The story here is very similar to many other Ghibli movies. A character is thrust into a magical land, or sees something out of the ordinary. However unoriginal it may be, it's well done. It's well written, and it's well paced.
The art style is a bit mediocre for a movie. The characters are drawn very simply, and lack shading to make them look more three-dimensional. The background paintings are very beautiful, though.
Soundwise, it is very well done. The music is high quality, and the stereo sound is mastered well. The English dub is done pretty well, no
complains there really.
The character is very relatable, especially if you are a girl. My sister and one of her friends were watching this, and fell in love with the movie. I believe the reason for this was the central female protagonist. She is portrayed realistically and believably as a teenage high school girl.
Although a bit short for a Ghibli movie, it's a concise, memorable and whimsical adventure into a fantasy world that is worth seeing. It is a good movie overall; if you like Miyazaki's work, give this one a go.
The Cat Returns is a bit of an odd one. It's connected to another Studio Ghibli film, Whispers of the Heart, but they don't have any of the same characters nor are their plots connected. Basically, the protagonist in that film writes a story as part of a subplot and this is supposedly that story. The connection is very loose and pretty unimportant, which is why I'm reviewing this one before Whispers of the Heart.

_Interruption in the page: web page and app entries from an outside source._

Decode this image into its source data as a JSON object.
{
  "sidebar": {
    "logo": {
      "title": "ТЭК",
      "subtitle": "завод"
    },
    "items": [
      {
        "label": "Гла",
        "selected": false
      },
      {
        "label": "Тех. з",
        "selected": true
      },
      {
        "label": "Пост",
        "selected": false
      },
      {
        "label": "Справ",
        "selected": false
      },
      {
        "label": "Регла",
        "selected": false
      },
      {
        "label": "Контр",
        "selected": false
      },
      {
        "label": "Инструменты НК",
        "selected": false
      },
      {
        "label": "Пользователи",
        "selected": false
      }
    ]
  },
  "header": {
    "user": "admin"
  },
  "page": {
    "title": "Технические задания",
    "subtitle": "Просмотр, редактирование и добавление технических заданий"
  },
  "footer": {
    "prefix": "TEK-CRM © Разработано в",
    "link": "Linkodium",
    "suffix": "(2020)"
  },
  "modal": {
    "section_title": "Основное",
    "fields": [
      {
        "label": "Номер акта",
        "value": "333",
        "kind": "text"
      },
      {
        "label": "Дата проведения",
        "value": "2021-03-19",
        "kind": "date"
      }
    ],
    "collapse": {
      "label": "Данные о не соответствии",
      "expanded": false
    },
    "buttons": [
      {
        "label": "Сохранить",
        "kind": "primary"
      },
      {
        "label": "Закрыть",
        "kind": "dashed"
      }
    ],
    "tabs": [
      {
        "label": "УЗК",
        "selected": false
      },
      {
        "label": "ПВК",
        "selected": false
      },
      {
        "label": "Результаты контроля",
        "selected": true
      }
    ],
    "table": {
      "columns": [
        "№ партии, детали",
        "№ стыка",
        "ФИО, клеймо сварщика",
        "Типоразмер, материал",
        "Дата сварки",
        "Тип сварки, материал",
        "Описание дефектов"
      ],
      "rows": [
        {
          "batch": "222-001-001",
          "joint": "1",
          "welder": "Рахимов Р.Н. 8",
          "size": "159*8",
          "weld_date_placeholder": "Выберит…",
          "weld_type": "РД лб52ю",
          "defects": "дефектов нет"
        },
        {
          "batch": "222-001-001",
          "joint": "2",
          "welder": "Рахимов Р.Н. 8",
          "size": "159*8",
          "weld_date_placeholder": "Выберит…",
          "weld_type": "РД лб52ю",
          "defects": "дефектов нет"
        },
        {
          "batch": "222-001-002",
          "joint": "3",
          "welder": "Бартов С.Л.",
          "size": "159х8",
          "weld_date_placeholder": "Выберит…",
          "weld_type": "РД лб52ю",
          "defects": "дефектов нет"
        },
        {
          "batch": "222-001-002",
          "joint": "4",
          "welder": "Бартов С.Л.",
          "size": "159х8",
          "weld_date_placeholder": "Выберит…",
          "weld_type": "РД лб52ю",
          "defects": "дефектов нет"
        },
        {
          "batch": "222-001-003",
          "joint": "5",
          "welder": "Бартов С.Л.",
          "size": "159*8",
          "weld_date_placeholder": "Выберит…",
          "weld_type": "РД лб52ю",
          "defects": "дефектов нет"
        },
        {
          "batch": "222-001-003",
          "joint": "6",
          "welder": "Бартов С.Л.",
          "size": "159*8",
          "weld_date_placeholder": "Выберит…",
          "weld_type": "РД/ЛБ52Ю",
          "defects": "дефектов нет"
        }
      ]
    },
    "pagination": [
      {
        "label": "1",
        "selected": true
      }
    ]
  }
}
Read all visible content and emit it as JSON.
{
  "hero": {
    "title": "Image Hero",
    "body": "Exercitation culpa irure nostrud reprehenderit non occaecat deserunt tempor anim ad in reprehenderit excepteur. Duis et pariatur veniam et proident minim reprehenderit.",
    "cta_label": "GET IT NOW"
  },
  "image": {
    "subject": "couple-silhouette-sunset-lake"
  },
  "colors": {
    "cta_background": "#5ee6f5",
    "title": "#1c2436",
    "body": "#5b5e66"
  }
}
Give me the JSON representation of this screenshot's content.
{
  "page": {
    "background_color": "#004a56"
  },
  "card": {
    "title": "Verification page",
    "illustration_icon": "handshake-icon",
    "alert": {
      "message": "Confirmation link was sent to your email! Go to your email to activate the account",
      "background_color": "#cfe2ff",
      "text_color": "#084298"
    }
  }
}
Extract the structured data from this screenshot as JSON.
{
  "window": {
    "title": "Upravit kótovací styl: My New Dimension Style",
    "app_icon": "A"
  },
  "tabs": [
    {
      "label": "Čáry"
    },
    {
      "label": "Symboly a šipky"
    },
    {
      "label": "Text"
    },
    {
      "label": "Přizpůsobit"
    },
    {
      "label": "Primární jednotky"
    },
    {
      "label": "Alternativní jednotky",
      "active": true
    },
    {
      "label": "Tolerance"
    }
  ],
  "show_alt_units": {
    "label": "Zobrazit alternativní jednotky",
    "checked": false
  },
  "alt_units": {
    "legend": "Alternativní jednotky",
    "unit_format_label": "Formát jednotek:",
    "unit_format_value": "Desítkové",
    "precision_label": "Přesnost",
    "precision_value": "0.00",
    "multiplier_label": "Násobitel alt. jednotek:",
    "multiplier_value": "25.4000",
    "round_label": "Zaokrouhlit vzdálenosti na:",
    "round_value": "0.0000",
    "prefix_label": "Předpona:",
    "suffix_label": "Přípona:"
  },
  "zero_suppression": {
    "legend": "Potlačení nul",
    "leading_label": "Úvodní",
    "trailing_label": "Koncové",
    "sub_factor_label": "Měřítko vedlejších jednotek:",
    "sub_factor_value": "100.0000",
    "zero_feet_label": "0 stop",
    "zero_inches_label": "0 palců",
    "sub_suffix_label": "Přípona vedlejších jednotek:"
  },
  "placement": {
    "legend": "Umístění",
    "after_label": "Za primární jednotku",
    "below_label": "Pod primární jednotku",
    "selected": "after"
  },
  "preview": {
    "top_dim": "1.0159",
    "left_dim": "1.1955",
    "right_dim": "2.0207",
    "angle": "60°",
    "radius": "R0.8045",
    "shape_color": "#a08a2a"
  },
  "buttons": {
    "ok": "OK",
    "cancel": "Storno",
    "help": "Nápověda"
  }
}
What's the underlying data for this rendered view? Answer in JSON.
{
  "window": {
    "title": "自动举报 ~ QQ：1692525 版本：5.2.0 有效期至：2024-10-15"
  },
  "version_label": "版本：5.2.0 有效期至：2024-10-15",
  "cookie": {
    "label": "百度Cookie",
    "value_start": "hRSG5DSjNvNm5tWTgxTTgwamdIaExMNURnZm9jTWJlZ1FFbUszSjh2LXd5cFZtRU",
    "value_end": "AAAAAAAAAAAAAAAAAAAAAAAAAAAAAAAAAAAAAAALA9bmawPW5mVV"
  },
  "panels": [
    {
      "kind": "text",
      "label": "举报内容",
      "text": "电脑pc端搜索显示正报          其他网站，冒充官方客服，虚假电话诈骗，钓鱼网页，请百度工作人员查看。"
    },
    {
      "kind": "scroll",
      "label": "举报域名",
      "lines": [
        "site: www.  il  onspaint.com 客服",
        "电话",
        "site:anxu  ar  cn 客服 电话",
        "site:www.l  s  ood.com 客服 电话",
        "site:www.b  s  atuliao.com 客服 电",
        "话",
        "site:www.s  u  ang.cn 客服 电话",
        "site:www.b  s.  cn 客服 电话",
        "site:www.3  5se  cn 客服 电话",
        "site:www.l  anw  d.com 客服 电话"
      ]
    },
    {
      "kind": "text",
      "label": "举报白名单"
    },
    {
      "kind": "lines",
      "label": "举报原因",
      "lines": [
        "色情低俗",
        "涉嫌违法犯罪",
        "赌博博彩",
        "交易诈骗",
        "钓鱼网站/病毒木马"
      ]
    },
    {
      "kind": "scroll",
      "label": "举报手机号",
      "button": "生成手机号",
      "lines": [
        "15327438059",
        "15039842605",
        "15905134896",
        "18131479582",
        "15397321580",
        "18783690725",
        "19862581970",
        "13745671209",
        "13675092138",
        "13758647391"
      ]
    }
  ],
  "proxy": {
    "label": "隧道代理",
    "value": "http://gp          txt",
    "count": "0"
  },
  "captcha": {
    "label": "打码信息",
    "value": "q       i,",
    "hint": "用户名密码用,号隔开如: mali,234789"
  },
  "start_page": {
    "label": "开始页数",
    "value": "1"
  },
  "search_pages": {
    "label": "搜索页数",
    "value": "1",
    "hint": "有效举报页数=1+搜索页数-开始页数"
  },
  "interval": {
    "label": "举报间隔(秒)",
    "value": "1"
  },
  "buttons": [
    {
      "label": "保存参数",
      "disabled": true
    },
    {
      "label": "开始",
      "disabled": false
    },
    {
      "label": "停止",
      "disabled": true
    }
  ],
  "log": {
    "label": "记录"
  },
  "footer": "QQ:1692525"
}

The Cat Returns follows a young girl named Haru. One afternoon she's heading home from school when she sees a cat about to get run over by a truck. Acing
quickly, she saves his life. The cat wipes itself off in a very humanoid way, thanks her and goes about its way. That night Haru is visited by a procession of cats walking on two legs and the king of cats thanks her for saving his son and gives her a scroll listing all of the “great” gifts that she'll receive, including the right to marry his son. Haru, not wanting to marry a cat for obvious reasons, seeks out the cat bureau. A place run by a cat figurine given life by the power of animism named Baron Humbert von Gikkingen. Baron agrees to help her, but she's quickly grabbed by a horde of cats. The story goes from there to the kingdom of cats and Haru's struggle to escape. On the positive side, the story is well-paced with both good and funny moments. On the negative side, it's really predictable and there's very little tension.
The characters in this are okay. I did like Baron quite a bit, but Haru is one of the most generally useless protagonists I've ever seen in a Studio Ghibli film. For most of the film she's just going along with everything and having to be rescued. The characters as a whole are pretty under-developed.
The art is spectacular, of course. The character designs look good. The action sequences are drawn well. The backgrounds are stunning. It's what you'd expect from a Ghibli film. One thing that is noteworthy are the movements. They manage to make the movements of the feline characters look very catty while still using gestures and posing that are readily recognisable. Which does make for some interesting sights.
They got a pretty good vocal cast. All of the performances are well done and pretty memorable. The best probably come from Hakamada Yoshihiko, Ikewaki Chizuru and Maeda Aki. The music is just superb.
The ho-yay factor is a 1/10. There is none in this.
The Cat Returns is a rather silly film, but it is pretty enjoyable. It's certainly not one of Studio Ghibli's best works, but it's one that's worth checking out. Final rating: 7/10. Next week I'll look at something more serious. Have a handkerchief ready, it's Grave of the Fireflies.